Getting a taste of juicy tomatoes comes with a steep price tag in India these days. According to 33-year old New Delhi resident Nirmola Sharma, prices have quadrupled since June."It used to cost about 15 to 20 rupees ($0.25-$0.35) a kilogram, now it is about 80 to 100 rupees ($1.30-$1.65)."
Sharma, who shops for a family of five, had hoped the new government would do something to curb the stubbornly high food prices, but sees no respite to date. Instead, her monthly food bill jumped more than 60 percent from a year ago.
Sharma's experience with skyrocketing prices underscores the inflation risk in India, which remains a headache for policymakers.
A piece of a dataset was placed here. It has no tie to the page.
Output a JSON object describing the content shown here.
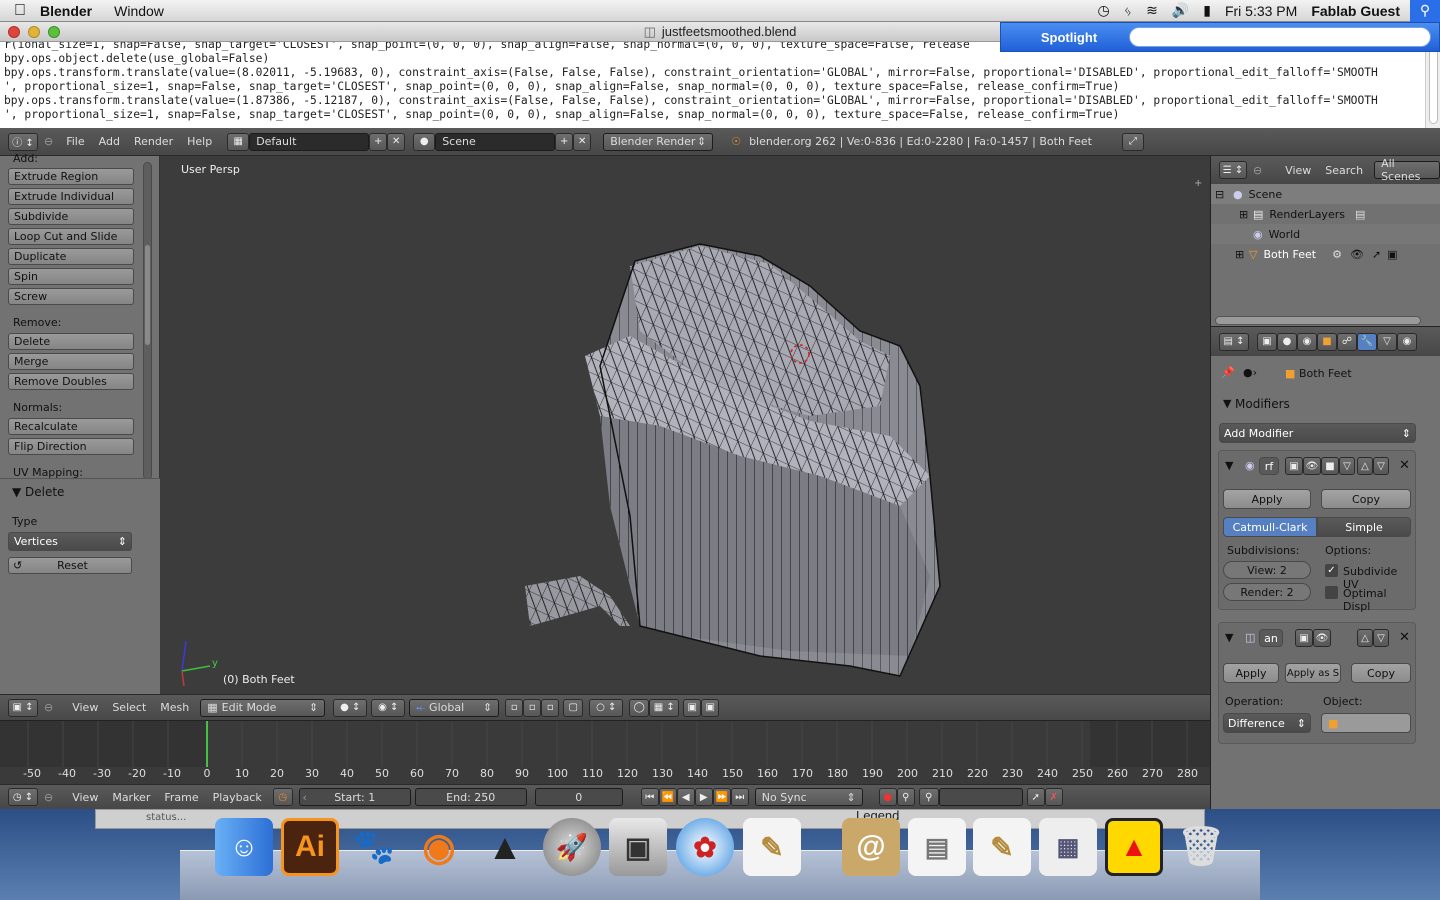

This week brings further clues on the state of price pressures as the government prepares to release data on consumer prices and wholesale prices for July.
According to poll from Reuters, the consumer price index (CPI) due on Tuesday is expected to show a rise of 7.4 percent from the year ago period compared to a 7.3 percent gain in June, while the wholesale price index is expected to climb an annual 5.1 percent in July compared to a 5.4 percent increase in June.
But some analysts have targets of over 8 percent on-year rise for the CPI, on the back of costlier vegetables and a delayed monsoon season.
According to a note by DBS, vegetable prices were up 25 percent year on year in July, which will be felt the most among low-income households who spend the bulk of their income on food staples.
Meanwhile, although the recent monsoon season has improved,the rainfall levels remain around 17 percent below average, according to IHS Global Insight.
"This could reduce crop yields and push up prices for keyfood staples," said Rajiv Biswas, IHS chief economist for Asia Pacific, who sees July CPI at 7.9 percent.